A video has been circulating on social media showing Salau speaking at a recent Black Lives Matter protest, pushing for visibility for Tony McDade, a Black trans man who was killed by Tallahassee police. In the video, she also spoke about being profiled daily saying, “I cannot take my fucking skin color off. I cannot mask this shit.”
Senior Beauty Editor at InStyle, Kayla Greaves, tweeted for justice for Salau writing, “Black women show up for everyone. But who is really out here protecting Black women?”
Gabrielle Union put out a similar message in an Instagram post tribute to Salau. “Who cares for little Black girls, Black teens, Black women? Toyin deserved so much more,” she wrote.” She also identified with Salau as a Black woman who was also assaulted at a young age. “I am her and she is me,” she wrote. “I am alive to talk about surviving my rape at 19. She is not.”
Others focused on Salau’s final tweets, pointing to the fact that her plea for help wasn’t met. She was last seen on June 6th, CNN reports, and went missing after tweeting about being sexually assaulted earlier that morning. Salau, who was home insecure at the time, explained what happened to her in a thread of tweets, writing “I was molested in Tallahassee, Florida by a black man this morning at 5:30 on Richview and Park Ave.” She explained that the man had offered her a ride to find someplace to sleep and to collect her belongings from a church where she had sought refuge days before.
“THIS IS WHAT HAPPENS WHEN YOU DON’T LISTEN TO BLACK WOMEN,” one Twitter user wrote.
Some are also pointing to colorism, making sure to bring attention to the fact that Salau was a dark-skinned Black woman and didn’t experience the privilege that comes with lighter skin.
Amandla Stenberg shared a text post with words from video artist Alima Lee that reads, “When will you start caring about Black femmes beyond sexual consumption?
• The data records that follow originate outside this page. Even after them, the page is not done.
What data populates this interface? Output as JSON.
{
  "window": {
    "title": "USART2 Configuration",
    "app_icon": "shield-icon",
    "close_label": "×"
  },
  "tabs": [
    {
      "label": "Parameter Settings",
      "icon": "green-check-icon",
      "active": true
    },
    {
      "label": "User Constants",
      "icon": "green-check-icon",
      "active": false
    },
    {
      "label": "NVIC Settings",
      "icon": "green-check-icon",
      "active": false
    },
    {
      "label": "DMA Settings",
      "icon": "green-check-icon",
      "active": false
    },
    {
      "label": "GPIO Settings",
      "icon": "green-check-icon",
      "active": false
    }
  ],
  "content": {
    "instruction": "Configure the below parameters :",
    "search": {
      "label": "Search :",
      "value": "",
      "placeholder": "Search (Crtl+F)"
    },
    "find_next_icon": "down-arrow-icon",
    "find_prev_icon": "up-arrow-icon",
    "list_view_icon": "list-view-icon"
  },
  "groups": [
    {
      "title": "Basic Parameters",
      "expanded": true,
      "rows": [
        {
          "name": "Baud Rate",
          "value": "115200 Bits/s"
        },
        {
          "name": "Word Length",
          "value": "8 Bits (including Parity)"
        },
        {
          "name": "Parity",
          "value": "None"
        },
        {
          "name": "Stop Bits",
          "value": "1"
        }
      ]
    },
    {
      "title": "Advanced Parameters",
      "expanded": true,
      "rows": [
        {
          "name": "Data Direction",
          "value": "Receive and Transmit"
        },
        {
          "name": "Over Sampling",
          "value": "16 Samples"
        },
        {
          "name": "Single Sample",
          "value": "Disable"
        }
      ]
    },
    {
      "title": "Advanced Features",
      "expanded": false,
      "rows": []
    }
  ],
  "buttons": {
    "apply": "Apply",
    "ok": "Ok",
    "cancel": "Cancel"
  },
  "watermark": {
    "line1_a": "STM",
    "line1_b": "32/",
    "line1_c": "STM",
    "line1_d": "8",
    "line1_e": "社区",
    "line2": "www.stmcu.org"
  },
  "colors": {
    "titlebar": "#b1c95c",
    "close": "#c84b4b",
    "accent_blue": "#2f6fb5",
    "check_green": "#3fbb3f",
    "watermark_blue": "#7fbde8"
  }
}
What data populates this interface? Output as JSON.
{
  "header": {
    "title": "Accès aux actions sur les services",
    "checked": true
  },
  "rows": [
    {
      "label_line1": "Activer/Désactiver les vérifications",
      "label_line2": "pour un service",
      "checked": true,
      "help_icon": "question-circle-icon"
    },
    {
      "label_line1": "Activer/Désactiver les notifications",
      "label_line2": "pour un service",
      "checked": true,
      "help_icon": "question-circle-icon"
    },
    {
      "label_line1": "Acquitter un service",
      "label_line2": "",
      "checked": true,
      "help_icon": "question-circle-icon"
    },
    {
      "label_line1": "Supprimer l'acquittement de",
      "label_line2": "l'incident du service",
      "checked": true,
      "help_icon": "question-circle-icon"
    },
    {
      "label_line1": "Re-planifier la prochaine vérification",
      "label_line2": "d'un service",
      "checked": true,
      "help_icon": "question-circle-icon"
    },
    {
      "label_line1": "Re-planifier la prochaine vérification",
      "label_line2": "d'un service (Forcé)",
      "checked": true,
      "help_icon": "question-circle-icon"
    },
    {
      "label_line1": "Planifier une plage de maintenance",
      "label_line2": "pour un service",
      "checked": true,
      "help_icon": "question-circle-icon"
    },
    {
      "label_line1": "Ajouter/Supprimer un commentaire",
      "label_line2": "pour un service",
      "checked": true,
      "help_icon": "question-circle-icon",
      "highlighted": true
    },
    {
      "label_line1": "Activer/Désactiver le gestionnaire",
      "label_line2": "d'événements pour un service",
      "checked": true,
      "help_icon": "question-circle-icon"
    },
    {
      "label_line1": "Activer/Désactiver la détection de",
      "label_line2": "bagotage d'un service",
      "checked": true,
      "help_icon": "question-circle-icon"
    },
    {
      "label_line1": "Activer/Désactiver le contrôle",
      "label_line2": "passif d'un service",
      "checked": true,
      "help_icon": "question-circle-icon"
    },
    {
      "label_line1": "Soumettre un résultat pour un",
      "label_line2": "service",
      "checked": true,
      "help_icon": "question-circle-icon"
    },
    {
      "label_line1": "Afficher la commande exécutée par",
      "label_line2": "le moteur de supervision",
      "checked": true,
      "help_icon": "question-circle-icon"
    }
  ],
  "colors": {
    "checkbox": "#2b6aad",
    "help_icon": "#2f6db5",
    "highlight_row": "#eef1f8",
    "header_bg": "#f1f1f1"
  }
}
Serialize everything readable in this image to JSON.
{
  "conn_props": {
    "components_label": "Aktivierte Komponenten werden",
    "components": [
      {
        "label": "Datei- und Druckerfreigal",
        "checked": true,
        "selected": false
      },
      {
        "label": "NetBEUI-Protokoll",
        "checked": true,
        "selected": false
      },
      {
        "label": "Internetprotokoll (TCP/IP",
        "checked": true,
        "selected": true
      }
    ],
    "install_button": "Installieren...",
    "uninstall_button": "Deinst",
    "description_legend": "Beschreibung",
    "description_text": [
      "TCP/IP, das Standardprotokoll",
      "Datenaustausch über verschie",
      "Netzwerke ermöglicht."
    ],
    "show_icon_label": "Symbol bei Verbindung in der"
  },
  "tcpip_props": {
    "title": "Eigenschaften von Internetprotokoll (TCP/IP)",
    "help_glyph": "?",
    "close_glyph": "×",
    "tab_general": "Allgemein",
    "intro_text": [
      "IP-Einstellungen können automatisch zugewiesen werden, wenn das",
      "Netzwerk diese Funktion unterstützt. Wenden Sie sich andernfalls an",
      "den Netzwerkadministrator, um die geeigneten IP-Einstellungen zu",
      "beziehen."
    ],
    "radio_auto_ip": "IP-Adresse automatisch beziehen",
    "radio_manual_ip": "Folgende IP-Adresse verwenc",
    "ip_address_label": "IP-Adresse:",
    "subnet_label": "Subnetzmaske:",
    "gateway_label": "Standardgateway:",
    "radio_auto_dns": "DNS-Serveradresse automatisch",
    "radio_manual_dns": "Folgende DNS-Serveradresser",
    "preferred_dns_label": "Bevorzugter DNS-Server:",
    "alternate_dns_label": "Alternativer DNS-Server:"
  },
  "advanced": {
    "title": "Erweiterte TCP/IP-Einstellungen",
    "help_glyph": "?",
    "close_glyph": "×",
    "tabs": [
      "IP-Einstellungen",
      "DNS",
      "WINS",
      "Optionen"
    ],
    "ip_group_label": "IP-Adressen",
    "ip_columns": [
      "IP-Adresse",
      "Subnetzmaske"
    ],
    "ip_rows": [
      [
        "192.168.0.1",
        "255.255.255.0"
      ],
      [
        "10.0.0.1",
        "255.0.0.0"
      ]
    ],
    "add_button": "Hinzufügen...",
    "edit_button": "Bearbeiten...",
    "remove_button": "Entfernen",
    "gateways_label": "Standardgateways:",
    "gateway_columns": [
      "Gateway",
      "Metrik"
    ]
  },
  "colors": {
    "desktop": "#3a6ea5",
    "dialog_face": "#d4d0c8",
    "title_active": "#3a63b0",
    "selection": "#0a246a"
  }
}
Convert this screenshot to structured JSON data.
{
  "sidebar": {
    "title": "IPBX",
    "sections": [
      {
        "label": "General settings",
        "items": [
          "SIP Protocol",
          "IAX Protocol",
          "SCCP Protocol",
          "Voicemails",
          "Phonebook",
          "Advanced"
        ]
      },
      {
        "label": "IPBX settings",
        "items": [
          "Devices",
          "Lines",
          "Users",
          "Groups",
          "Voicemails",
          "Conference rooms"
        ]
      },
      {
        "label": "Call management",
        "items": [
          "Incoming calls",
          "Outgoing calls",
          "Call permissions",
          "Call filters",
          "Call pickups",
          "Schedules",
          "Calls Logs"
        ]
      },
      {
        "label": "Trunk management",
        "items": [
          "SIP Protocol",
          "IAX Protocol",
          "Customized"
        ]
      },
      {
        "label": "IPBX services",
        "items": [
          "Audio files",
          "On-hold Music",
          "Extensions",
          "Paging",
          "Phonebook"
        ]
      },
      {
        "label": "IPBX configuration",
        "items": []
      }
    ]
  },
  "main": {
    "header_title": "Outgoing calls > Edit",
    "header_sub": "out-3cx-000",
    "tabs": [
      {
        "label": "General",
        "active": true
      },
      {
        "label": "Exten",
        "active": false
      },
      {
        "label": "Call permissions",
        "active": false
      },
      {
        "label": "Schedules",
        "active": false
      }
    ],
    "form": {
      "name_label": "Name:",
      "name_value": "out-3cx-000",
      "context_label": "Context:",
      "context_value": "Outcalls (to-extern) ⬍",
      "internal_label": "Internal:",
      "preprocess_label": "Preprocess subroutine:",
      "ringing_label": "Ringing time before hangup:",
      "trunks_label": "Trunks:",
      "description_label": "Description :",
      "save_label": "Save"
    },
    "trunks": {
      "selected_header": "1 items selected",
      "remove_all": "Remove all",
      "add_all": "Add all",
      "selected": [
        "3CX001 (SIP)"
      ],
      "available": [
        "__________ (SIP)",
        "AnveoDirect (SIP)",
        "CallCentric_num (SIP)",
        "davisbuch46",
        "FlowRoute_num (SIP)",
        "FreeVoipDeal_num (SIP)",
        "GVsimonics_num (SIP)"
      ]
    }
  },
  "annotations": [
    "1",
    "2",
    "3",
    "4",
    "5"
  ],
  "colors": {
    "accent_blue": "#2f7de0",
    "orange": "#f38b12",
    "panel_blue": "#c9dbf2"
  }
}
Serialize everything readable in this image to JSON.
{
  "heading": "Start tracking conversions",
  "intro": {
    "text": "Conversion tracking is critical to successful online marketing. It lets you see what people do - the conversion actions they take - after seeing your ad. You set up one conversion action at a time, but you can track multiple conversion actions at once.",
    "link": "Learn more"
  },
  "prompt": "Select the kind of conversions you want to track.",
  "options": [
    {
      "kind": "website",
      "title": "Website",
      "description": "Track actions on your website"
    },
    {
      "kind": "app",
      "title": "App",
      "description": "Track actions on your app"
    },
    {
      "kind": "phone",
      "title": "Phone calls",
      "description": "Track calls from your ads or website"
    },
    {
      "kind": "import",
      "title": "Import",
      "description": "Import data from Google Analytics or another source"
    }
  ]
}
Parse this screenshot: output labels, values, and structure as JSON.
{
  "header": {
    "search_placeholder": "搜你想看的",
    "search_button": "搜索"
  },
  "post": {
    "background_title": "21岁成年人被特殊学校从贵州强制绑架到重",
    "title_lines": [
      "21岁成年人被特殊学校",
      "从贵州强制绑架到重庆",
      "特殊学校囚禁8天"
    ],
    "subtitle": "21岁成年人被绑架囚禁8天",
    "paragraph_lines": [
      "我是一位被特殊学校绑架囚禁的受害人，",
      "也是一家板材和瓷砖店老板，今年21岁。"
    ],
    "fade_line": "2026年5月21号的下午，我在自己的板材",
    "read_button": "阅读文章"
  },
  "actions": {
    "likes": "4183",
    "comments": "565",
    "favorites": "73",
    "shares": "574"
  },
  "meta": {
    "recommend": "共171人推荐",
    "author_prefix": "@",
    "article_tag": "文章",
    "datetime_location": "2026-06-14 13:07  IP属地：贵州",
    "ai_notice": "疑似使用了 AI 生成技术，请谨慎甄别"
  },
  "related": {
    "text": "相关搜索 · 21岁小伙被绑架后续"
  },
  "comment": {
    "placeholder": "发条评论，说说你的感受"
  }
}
Are you ready to admit your colorism against dark-skinned femmes is costing their lives?” She also shared information about The Loveland Foundation, which provides financial assistance to Black women and girls who are seeking therapy. “I keep having to remind myself to take a deep breath to help release the knot in my gut. Therapy helps a lot,” she wrote.
A Change.org petition was created to “bring attention to Florida Governor Ron DeSantis and Tallahassee police department to do their job, and investigate this crime,” which has happened now—but that doesn’t mean the fight is over. A Black feminist and womanist organization, Sistah Circle Collective, tweeted to urge followers not to donate to a GoFundMe set up by Salau’s family, writing that she was allegedly being abused and had run away.
On Monday, the organization Justice For Black Girls created the Oluwatoyin Salau Freedom Fighters Fund in hopes of raising $2500 to give $250 grants to Black girl activists, like Salau, who seek housing, food, or other critical resources. As of Tuesday afternoon, the fund far exceeded its goal reaching $50,000 and the organization is no longer accepting donations, however it will be releasing applications for those in need of the grants Tuesday night. Follow the Instagram here for updates.
We’ll update this post as there’s more development on Oluwatoyin Salau’s story, and, no matter what, keep saying her name.